**Materials provided:**
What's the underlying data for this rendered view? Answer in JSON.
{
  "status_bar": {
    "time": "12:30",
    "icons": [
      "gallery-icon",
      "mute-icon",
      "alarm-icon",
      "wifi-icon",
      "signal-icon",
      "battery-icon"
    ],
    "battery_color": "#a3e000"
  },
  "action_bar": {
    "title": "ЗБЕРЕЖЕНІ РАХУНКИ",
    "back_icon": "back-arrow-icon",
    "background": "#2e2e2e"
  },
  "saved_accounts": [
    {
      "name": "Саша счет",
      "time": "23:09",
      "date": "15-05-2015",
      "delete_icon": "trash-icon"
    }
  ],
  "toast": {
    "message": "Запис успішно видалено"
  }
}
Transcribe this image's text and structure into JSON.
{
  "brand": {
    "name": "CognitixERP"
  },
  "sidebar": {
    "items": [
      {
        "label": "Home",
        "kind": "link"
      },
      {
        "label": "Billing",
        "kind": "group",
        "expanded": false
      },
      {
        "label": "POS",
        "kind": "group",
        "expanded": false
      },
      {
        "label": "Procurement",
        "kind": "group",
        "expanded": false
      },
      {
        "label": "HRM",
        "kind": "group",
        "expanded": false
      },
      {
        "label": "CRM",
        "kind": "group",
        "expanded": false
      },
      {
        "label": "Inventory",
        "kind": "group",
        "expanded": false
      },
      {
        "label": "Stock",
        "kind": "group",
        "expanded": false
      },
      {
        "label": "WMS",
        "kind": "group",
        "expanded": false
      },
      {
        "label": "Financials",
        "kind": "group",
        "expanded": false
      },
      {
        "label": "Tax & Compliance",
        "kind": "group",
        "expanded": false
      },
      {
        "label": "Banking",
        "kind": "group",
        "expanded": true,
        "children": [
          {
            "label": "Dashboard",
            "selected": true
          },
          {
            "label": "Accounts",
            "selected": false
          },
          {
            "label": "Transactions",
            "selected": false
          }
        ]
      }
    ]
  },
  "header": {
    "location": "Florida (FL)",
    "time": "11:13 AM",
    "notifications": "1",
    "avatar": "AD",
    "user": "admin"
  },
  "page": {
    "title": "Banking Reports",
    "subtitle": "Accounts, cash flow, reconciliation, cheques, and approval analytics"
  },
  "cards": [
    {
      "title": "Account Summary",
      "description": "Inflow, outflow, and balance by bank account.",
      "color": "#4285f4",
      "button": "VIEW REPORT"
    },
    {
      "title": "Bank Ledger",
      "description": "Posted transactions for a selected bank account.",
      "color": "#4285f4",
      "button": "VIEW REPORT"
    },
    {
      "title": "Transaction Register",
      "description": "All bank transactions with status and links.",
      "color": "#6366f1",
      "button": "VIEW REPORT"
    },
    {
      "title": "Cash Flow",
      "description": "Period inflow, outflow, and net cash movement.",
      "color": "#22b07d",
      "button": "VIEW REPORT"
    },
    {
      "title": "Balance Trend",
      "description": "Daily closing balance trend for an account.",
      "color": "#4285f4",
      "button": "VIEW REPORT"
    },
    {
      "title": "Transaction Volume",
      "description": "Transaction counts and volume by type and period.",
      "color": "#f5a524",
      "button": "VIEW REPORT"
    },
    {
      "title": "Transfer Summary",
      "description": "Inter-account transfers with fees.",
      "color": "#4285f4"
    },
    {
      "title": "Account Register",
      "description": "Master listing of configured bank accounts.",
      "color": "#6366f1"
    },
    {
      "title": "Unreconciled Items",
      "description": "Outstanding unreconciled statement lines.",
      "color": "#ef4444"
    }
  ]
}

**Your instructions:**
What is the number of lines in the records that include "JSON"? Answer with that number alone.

**Finished task:**
2